◆ Prompt ◆
Report back every line in the data that includes the string "true".

- - -

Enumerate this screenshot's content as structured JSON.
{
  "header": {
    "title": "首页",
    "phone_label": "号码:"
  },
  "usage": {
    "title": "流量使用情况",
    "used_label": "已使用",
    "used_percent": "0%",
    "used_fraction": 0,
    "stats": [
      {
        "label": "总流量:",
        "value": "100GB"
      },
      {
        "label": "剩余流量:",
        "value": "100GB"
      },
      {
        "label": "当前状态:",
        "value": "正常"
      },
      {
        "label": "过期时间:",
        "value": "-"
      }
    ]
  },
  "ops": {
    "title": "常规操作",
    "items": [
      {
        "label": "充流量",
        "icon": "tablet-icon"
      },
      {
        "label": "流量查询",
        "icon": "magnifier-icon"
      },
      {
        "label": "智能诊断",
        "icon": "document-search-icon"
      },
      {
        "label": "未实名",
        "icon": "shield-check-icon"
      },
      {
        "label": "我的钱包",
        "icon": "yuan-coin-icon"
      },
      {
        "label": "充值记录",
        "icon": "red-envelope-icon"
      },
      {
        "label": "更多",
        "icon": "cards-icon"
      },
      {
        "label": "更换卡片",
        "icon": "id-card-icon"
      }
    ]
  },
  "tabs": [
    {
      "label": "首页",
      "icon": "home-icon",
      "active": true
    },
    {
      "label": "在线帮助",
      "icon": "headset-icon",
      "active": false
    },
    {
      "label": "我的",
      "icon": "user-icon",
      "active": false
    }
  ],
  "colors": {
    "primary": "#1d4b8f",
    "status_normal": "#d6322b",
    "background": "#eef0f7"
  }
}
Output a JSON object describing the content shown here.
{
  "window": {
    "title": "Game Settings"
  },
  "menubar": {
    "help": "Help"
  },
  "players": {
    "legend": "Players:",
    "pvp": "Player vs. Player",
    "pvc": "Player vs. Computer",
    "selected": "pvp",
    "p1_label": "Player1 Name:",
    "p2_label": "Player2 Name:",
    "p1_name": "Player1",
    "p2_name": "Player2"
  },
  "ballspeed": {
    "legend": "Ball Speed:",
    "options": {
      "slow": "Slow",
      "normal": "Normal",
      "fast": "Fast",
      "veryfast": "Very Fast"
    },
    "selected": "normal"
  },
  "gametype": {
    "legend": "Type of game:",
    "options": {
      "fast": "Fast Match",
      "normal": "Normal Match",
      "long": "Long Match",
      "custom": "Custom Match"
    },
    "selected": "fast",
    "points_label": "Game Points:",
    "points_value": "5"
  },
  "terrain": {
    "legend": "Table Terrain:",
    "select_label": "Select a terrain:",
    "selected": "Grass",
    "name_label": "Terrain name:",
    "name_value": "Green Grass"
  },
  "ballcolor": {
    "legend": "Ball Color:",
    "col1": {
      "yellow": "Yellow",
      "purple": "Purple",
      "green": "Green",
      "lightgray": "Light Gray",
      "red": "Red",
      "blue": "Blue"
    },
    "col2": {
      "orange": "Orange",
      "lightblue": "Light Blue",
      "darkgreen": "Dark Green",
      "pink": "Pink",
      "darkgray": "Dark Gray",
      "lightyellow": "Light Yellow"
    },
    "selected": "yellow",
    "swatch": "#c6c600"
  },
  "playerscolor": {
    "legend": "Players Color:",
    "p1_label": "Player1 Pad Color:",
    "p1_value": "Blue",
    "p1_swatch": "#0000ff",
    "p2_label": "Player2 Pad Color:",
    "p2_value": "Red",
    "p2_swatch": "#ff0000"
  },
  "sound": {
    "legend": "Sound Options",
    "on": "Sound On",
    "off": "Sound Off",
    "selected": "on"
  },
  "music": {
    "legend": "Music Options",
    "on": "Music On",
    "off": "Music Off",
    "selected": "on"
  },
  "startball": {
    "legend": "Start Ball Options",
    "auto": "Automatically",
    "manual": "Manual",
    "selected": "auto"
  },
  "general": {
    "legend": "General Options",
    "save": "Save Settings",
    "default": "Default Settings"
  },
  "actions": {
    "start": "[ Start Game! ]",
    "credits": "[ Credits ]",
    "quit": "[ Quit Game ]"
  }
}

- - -

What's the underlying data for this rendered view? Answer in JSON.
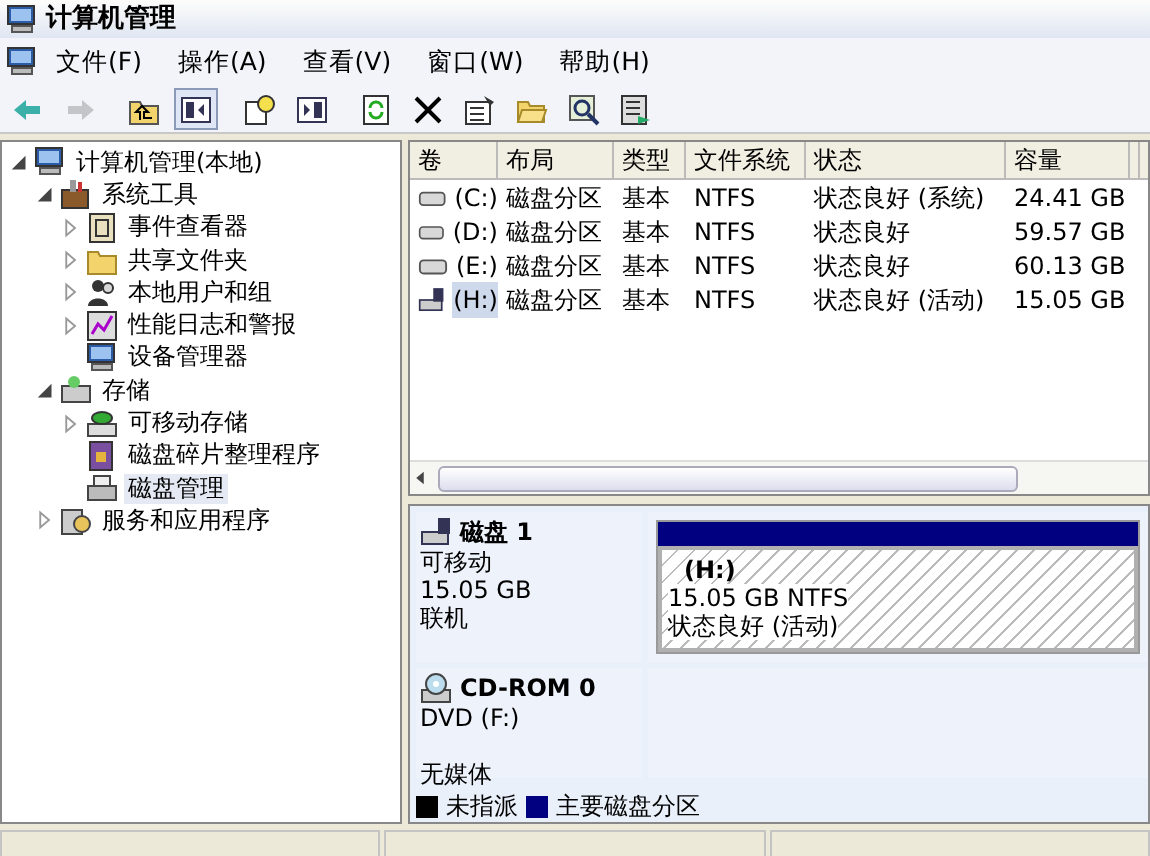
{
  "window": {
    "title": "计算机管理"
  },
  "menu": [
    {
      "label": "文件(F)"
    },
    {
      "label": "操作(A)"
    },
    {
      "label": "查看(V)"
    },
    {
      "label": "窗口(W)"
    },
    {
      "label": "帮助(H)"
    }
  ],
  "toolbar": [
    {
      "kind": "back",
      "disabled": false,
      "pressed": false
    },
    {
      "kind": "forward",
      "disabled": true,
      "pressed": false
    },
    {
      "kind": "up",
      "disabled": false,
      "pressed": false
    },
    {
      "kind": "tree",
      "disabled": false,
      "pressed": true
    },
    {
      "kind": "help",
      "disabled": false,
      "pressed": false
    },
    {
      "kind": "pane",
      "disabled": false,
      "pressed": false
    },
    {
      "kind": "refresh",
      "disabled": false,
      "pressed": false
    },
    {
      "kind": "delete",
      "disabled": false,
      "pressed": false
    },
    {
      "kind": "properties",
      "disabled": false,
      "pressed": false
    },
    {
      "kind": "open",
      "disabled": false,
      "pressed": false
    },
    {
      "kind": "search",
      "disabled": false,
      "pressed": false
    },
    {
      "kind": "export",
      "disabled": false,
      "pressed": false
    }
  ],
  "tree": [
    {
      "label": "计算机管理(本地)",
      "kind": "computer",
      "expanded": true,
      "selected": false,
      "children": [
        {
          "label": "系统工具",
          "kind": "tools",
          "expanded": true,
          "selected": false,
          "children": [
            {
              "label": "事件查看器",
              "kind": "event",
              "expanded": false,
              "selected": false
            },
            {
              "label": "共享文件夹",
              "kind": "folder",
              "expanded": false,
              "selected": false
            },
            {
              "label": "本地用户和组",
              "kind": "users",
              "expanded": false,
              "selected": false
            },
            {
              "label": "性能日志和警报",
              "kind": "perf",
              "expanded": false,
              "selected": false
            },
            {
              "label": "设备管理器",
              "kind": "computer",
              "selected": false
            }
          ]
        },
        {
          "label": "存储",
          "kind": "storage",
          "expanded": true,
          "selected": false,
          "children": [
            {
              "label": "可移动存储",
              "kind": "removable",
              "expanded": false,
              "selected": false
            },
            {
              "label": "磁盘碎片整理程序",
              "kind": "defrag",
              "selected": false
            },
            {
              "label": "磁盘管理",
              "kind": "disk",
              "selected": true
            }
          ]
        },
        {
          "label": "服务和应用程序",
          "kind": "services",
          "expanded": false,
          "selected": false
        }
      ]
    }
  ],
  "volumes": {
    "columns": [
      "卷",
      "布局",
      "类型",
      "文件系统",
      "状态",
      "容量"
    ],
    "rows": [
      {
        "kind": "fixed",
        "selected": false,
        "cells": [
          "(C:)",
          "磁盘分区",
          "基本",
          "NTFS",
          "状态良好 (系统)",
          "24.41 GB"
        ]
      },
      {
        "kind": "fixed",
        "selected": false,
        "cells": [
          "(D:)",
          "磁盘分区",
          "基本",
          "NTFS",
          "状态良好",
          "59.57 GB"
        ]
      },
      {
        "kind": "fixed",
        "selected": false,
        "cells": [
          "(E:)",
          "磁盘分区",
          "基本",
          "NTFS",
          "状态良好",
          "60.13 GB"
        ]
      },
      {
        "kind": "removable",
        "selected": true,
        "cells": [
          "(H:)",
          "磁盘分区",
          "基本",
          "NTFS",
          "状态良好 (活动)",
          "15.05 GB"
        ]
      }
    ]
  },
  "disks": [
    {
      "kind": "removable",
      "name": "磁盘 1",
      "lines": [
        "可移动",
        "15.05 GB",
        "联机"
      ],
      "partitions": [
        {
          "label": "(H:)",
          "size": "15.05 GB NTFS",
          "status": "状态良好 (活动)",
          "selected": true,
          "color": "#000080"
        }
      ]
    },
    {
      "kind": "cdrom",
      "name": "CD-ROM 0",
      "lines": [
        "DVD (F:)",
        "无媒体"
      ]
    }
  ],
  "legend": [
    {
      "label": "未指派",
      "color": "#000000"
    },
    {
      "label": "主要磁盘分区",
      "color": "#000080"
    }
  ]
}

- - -

◆ Your response ◆
      "active": true
      "disabled": true,
      "pressed": true
      "expanded": true,
          "expanded": true,
          "expanded": true,
              "selected": true
        "selected": true,
          "selected": true,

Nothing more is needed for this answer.